Data records for software interfaces:
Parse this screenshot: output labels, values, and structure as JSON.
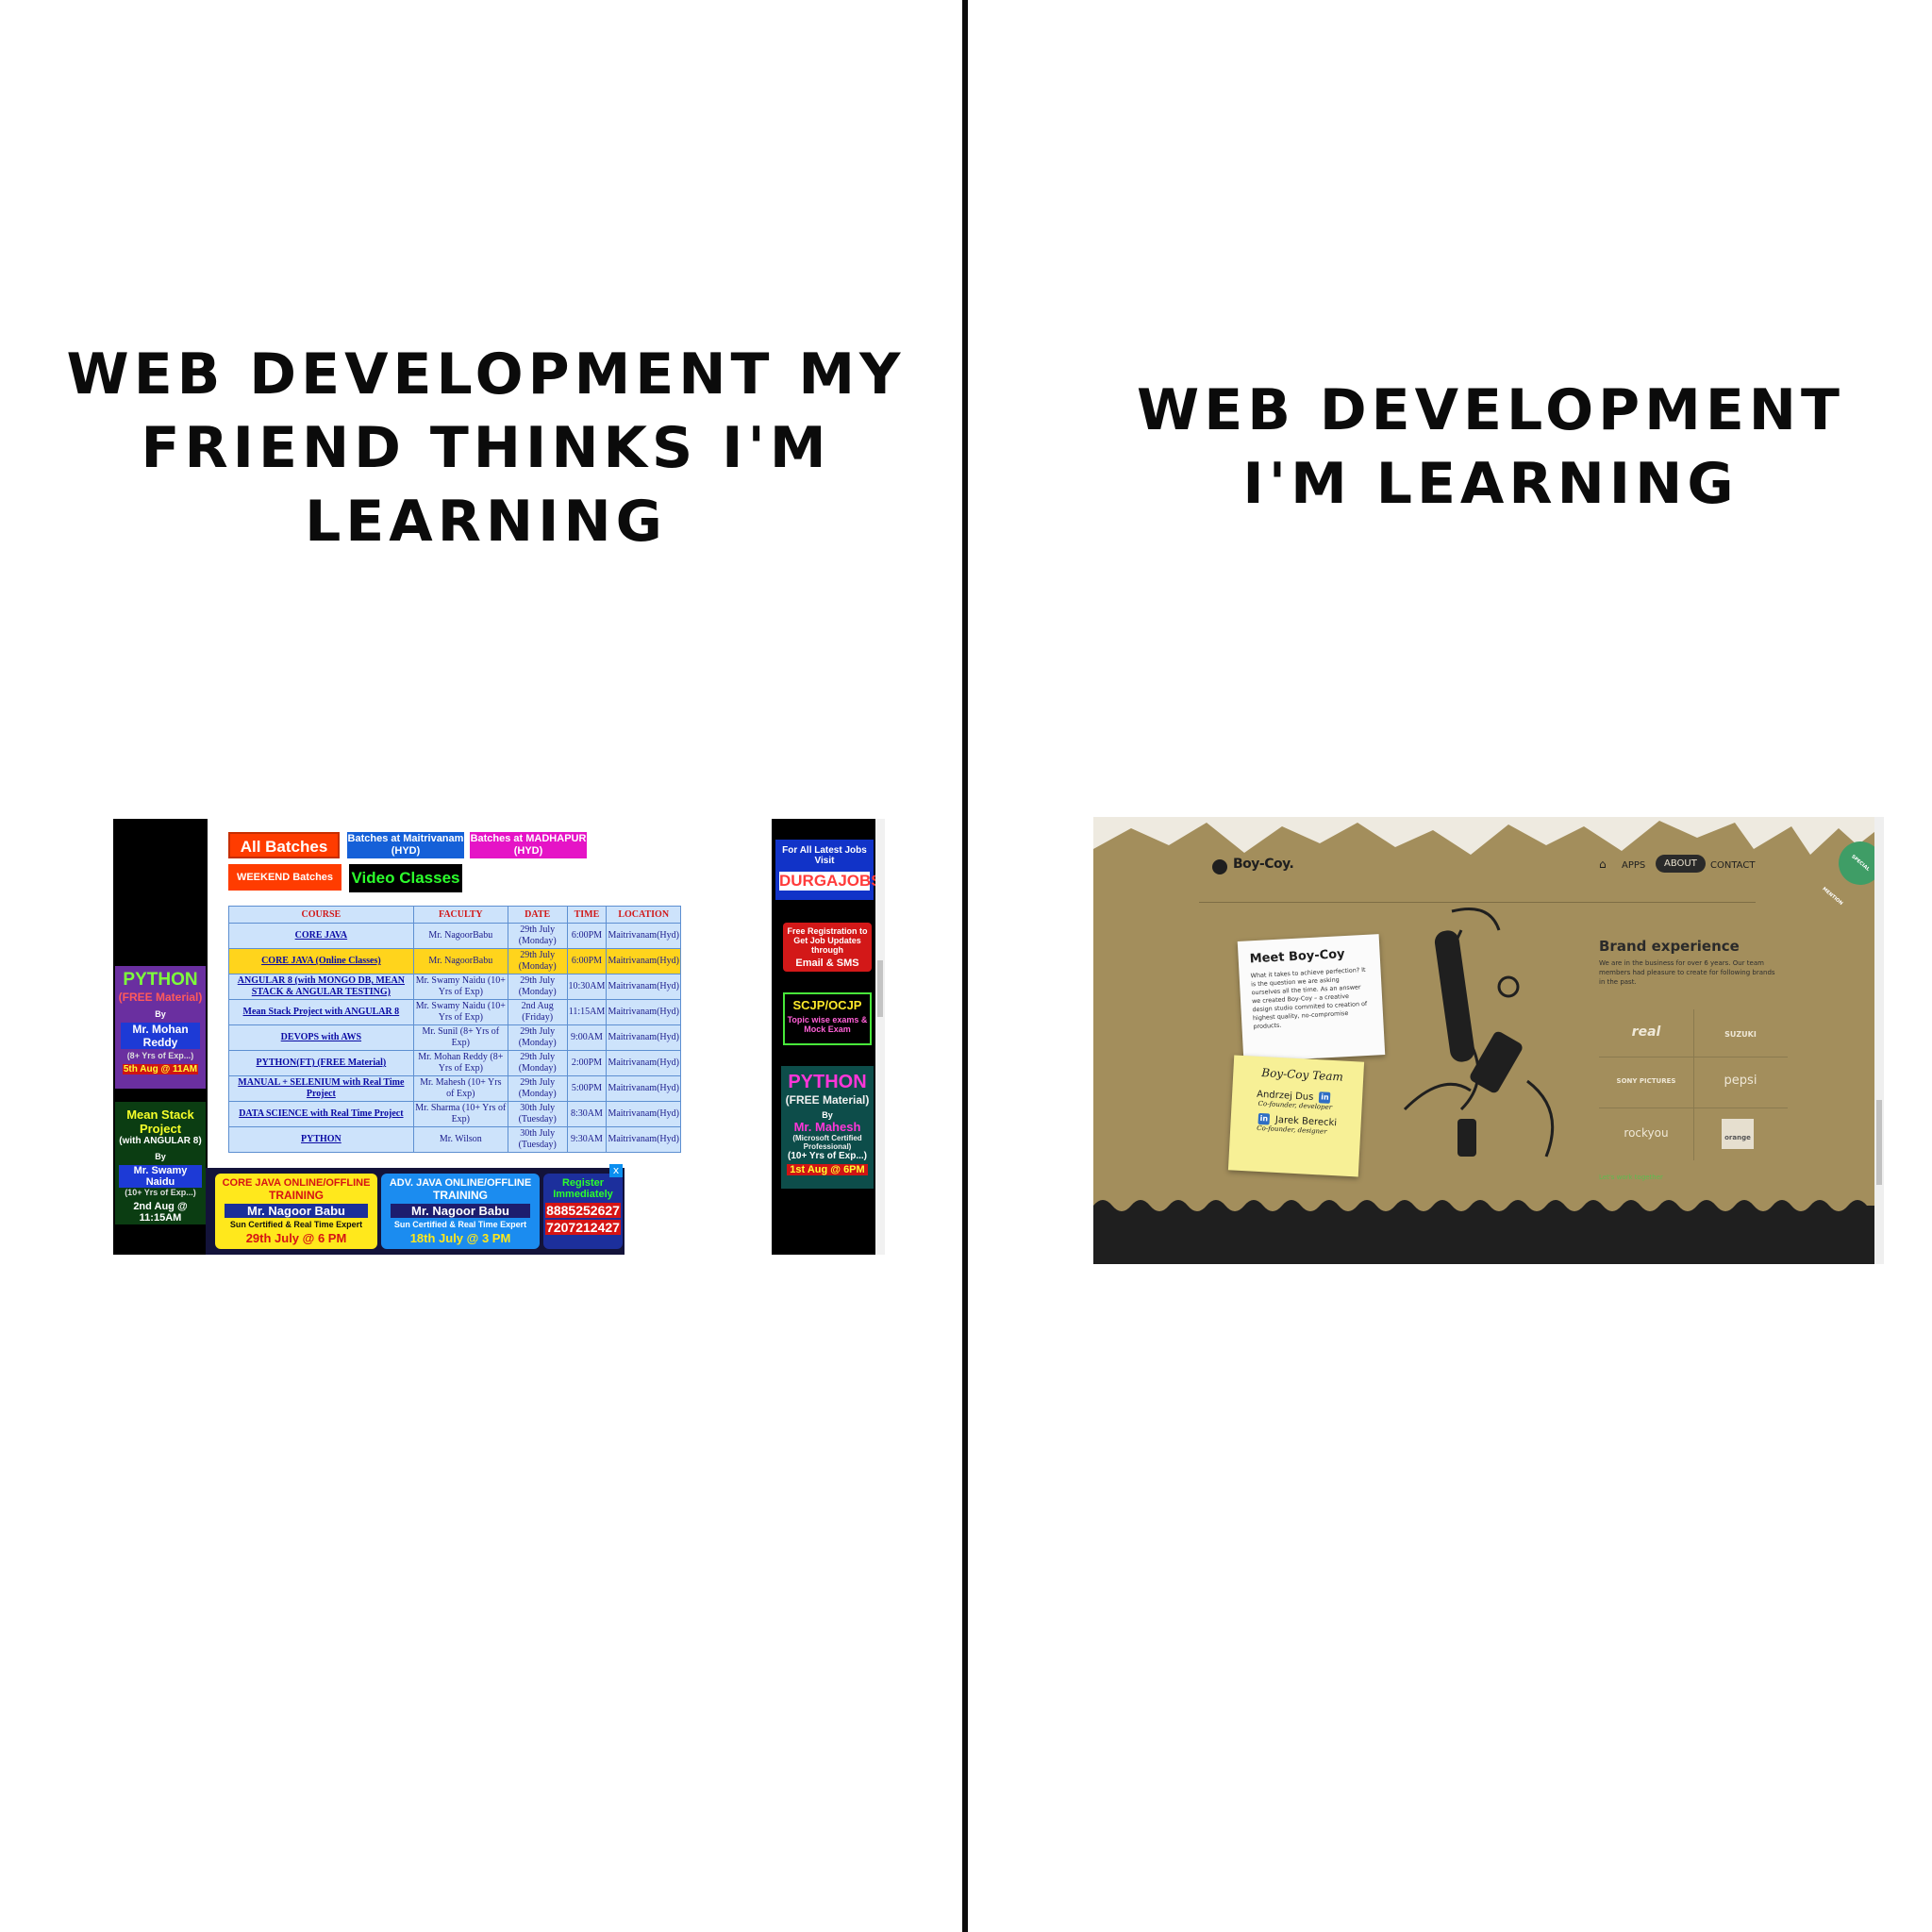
{
  "meme": {
    "left_caption": "WEB DEVELOPMENT MY FRIEND THINKS I'M LEARNING",
    "right_caption": "WEB DEVELOPMENT I'M LEARNING"
  },
  "left_site": {
    "nav": {
      "all_batches": "All Batches",
      "maitrivanam": "Batches at Maitrivanam (HYD)",
      "madhapur": "Batches at MADHAPUR (HYD)",
      "weekend": "WEEKEND Batches",
      "video": "Video Classes"
    },
    "table": {
      "headers": [
        "COURSE",
        "FACULTY",
        "DATE",
        "TIME",
        "LOCATION"
      ],
      "rows": [
        [
          "CORE JAVA",
          "Mr. NagoorBabu",
          "29th July (Monday)",
          "6:00PM",
          "Maitrivanam(Hyd)"
        ],
        [
          "CORE JAVA (Online Classes)",
          "Mr. NagoorBabu",
          "29th July (Monday)",
          "6:00PM",
          "Maitrivanam(Hyd)"
        ],
        [
          "ANGULAR 8 (with MONGO DB, MEAN STACK & ANGULAR TESTING)",
          "Mr. Swamy Naidu (10+ Yrs of Exp)",
          "29th July (Monday)",
          "10:30AM",
          "Maitrivanam(Hyd)"
        ],
        [
          "Mean Stack Project with ANGULAR 8",
          "Mr. Swamy Naidu (10+ Yrs of Exp)",
          "2nd Aug (Friday)",
          "11:15AM",
          "Maitrivanam(Hyd)"
        ],
        [
          "DEVOPS with AWS",
          "Mr. Sunil (8+ Yrs of Exp)",
          "29th July (Monday)",
          "9:00AM",
          "Maitrivanam(Hyd)"
        ],
        [
          "PYTHON(FT) (FREE Material)",
          "Mr. Mohan Reddy (8+ Yrs of Exp)",
          "29th July (Monday)",
          "2:00PM",
          "Maitrivanam(Hyd)"
        ],
        [
          "MANUAL + SELENIUM with Real Time Project",
          "Mr. Mahesh (10+ Yrs of Exp)",
          "29th July (Monday)",
          "5:00PM",
          "Maitrivanam(Hyd)"
        ],
        [
          "DATA SCIENCE with Real Time Project",
          "Mr. Sharma (10+ Yrs of Exp)",
          "30th July (Tuesday)",
          "8:30AM",
          "Maitrivanam(Hyd)"
        ],
        [
          "PYTHON",
          "Mr. Wilson",
          "30th July (Tuesday)",
          "9:30AM",
          "Maitrivanam(Hyd)"
        ]
      ],
      "hidden_location_suffix": "anam(Hyd)"
    },
    "ads": {
      "python_left": {
        "title": "PYTHON",
        "sub": "(FREE Material)",
        "by": "By",
        "name": "Mr. Mohan Reddy",
        "exp": "(8+ Yrs of Exp...)",
        "date": "5th Aug @ 11AM"
      },
      "mean_stack": {
        "title": "Mean Stack Project",
        "sub": "(with ANGULAR 8)",
        "by": "By",
        "name": "Mr. Swamy Naidu",
        "exp": "(10+ Yrs of Exp...)",
        "date": "2nd Aug @ 11:15AM"
      },
      "jobs": {
        "line1": "For All Latest Jobs Visit",
        "line2": "DURGAJOBS.COM"
      },
      "registration": {
        "line1": "Free Registration to Get Job Updates through",
        "line2": "Email & SMS"
      },
      "scjp": {
        "line1": "SCJP/OCJP",
        "line2": "Topic wise exams & Mock Exam"
      },
      "python_right": {
        "title": "PYTHON",
        "sub": "(FREE Material)",
        "by": "By",
        "name": "Mr. Mahesh",
        "cert": "(Microsoft Certified Professional)",
        "exp": "(10+ Yrs of Exp...)",
        "date": "1st Aug @ 6PM"
      },
      "bottom": {
        "core": {
          "line1": "CORE JAVA ONLINE/OFFLINE",
          "line2": "TRAINING",
          "name": "Mr. Nagoor Babu",
          "note": "Sun Certified & Real Time Expert",
          "date": "29th July @ 6 PM"
        },
        "adv": {
          "line1": "ADV. JAVA ONLINE/OFFLINE",
          "line2": "TRAINING",
          "name": "Mr. Nagoor Babu",
          "note": "Sun Certified & Real Time Expert",
          "date": "18th July @ 3 PM"
        },
        "register": {
          "line1": "Register Immediately",
          "phone1": "8885252627",
          "phone2": "7207212427"
        },
        "close": "x"
      }
    }
  },
  "right_site": {
    "logo": "Boy-Coy.",
    "nav": {
      "home_icon": "⌂",
      "apps": "APPS",
      "about": "ABOUT",
      "contact": "CONTACT"
    },
    "note": {
      "title": "Meet Boy-Coy",
      "body": "What it takes to achieve perfection? It is the question we are asking ourselves all the time. As an answer we created Boy-Coy – a creative design studio commited to creation of highest quality, no-compromise products."
    },
    "sticky": {
      "title": "Boy-Coy Team",
      "member1": "Andrzej Dus",
      "role1": "Co-founder, developer",
      "member2": "Jarek Berecki",
      "role2": "Co-founder, designer",
      "linkedin": "in"
    },
    "brand": {
      "title": "Brand experience",
      "body": "We are in the business for over 6 years. Our team members had pleasure to create for following brands in the past.",
      "logos": [
        "real",
        "SUZUKI",
        "SONY PICTURES",
        "pepsi",
        "rockyou",
        "orange"
      ],
      "cta": "Let's work together"
    },
    "badge": "SPECIAL MENTION",
    "colors": {
      "background": "#a38e5c",
      "dark": "#1f1f1f",
      "accent": "#5dbc4f"
    }
  }
}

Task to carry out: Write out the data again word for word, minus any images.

Your solution:
Parse this screenshot: output labels, values, and structure as JSON.
{
  "meme": {
    "left_caption": "WEB DEVELOPMENT MY FRIEND THINKS I'M LEARNING",
    "right_caption": "WEB DEVELOPMENT I'M LEARNING"
  },
  "left_site": {
    "nav": {
      "all_batches": "All Batches",
      "maitrivanam": "Batches at Maitrivanam (HYD)",
      "madhapur": "Batches at MADHAPUR (HYD)",
      "weekend": "WEEKEND Batches",
      "video": "Video Classes"
    },
    "table": {
      "headers": [
        "COURSE",
        "FACULTY",
        "DATE",
        "TIME",
        "LOCATION"
      ],
      "rows": [
        [
          "CORE JAVA",
          "Mr. NagoorBabu",
          "29th July (Monday)",
          "6:00PM",
          "Maitrivanam(Hyd)"
        ],
        [
          "CORE JAVA (Online Classes)",
          "Mr. NagoorBabu",
          "29th July (Monday)",
          "6:00PM",
          "Maitrivanam(Hyd)"
        ],
        [
          "ANGULAR 8 (with MONGO DB, MEAN STACK & ANGULAR TESTING)",
          "Mr. Swamy Naidu (10+ Yrs of Exp)",
          "29th July (Monday)",
          "10:30AM",
          "Maitrivanam(Hyd)"
        ],
        [
          "Mean Stack Project with ANGULAR 8",
          "Mr. Swamy Naidu (10+ Yrs of Exp)",
          "2nd Aug (Friday)",
          "11:15AM",
          "Maitrivanam(Hyd)"
        ],
        [
          "DEVOPS with AWS",
          "Mr. Sunil (8+ Yrs of Exp)",
          "29th July (Monday)",
          "9:00AM",
          "Maitrivanam(Hyd)"
        ],
        [
          "PYTHON(FT) (FREE Material)",
          "Mr. Mohan Reddy (8+ Yrs of Exp)",
          "29th July (Monday)",
          "2:00PM",
          "Maitrivanam(Hyd)"
        ],
        [
          "MANUAL + SELENIUM with Real Time Project",
          "Mr. Mahesh (10+ Yrs of Exp)",
          "29th July (Monday)",
          "5:00PM",
          "Maitrivanam(Hyd)"
        ],
        [
          "DATA SCIENCE with Real Time Project",
          "Mr. Sharma (10+ Yrs of Exp)",
          "30th July (Tuesday)",
          "8:30AM",
          "Maitrivanam(Hyd)"
        ],
        [
          "PYTHON",
          "Mr. Wilson",
          "30th July (Tuesday)",
          "9:30AM",
          "Maitrivanam(Hyd)"
        ]
      ],
      "hidden_location_suffix": "anam(Hyd)"
    },
    "ads": {
      "python_left": {
        "title": "PYTHON",
        "sub": "(FREE Material)",
        "by": "By",
        "name": "Mr. Mohan Reddy",
        "exp": "(8+ Yrs of Exp...)",
        "date": "5th Aug @ 11AM"
      },
      "mean_stack": {
        "title": "Mean Stack Project",
        "sub": "(with ANGULAR 8)",
        "by": "By",
        "name": "Mr. Swamy Naidu",
        "exp": "(10+ Yrs of Exp...)",
        "date": "2nd Aug @ 11:15AM"
      },
      "jobs": {
        "line1": "For All Latest Jobs Visit",
        "line2": "DURGAJOBS.COM"
      },
      "registration": {
        "line1": "Free Registration to Get Job Updates through",
        "line2": "Email & SMS"
      },
      "scjp": {
        "line1": "SCJP/OCJP",
        "line2": "Topic wise exams & Mock Exam"
      },
      "python_right": {
        "title": "PYTHON",
        "sub": "(FREE Material)",
        "by": "By",
        "name": "Mr. Mahesh",
        "cert": "(Microsoft Certified Professional)",
        "exp": "(10+ Yrs of Exp...)",
        "date": "1st Aug @ 6PM"
      },
      "bottom": {
        "core": {
          "line1": "CORE JAVA ONLINE/OFFLINE",
          "line2": "TRAINING",
          "name": "Mr. Nagoor Babu",
          "note": "Sun Certified & Real Time Expert",
          "date": "29th July @ 6 PM"
        },
        "adv": {
          "line1": "ADV. JAVA ONLINE/OFFLINE",
          "line2": "TRAINING",
          "name": "Mr. Nagoor Babu",
          "note": "Sun Certified & Real Time Expert",
          "date": "18th July @ 3 PM"
        },
        "register": {
          "line1": "Register Immediately",
          "phone1": "8885252627",
          "phone2": "7207212427"
        },
        "close": "x"
      }
    }
  },
  "right_site": {
    "logo": "Boy-Coy.",
    "nav": {
      "home_icon": "⌂",
      "apps": "APPS",
      "about": "ABOUT",
      "contact": "CONTACT"
    },
    "note": {
      "title": "Meet Boy-Coy",
      "body": "What it takes to achieve perfection? It is the question we are asking ourselves all the time. As an answer we created Boy-Coy – a creative design studio commited to creation of highest quality, no-compromise products."
    },
    "sticky": {
      "title": "Boy-Coy Team",
      "member1": "Andrzej Dus",
      "role1": "Co-founder, developer",
      "member2": "Jarek Berecki",
      "role2": "Co-founder, designer",
      "linkedin": "in"
    },
    "brand": {
      "title": "Brand experience",
      "body": "We are in the business for over 6 years. Our team members had pleasure to create for following brands in the past.",
      "logos": [
        "real",
        "SUZUKI",
        "SONY PICTURES",
        "pepsi",
        "rockyou",
        "orange"
      ],
      "cta": "Let's work together"
    },
    "badge": "SPECIAL MENTION",
    "colors": {
      "background": "#a38e5c",
      "dark": "#1f1f1f",
      "accent": "#5dbc4f"
    }
  }
}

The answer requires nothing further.